Note every line in the entries that contains the string "data", and copy it.

⁂

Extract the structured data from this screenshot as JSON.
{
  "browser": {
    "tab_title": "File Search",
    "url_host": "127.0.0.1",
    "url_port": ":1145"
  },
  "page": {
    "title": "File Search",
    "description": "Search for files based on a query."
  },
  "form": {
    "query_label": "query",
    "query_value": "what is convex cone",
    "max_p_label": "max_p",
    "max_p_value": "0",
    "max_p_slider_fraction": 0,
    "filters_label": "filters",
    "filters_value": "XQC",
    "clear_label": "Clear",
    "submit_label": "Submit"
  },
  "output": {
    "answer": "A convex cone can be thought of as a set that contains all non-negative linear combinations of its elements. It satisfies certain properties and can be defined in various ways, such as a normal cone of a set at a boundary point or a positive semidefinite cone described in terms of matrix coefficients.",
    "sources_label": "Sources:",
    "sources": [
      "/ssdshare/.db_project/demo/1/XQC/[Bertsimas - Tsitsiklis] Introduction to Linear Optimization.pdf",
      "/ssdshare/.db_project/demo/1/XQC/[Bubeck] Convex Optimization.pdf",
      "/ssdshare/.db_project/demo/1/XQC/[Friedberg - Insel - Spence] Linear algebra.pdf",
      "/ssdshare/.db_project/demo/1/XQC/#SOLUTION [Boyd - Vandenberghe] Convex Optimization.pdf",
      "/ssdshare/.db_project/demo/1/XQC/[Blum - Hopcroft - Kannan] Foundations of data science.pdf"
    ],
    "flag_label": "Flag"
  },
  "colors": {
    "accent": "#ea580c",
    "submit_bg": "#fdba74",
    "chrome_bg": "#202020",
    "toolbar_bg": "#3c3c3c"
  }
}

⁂

**Problem solution:**
Extract the structured data from this screenshot as JSON.
      "/ssdshare/.db_project/demo/1/XQC/[Blum - Hopcroft - Kannan] Foundations of data science.pdf"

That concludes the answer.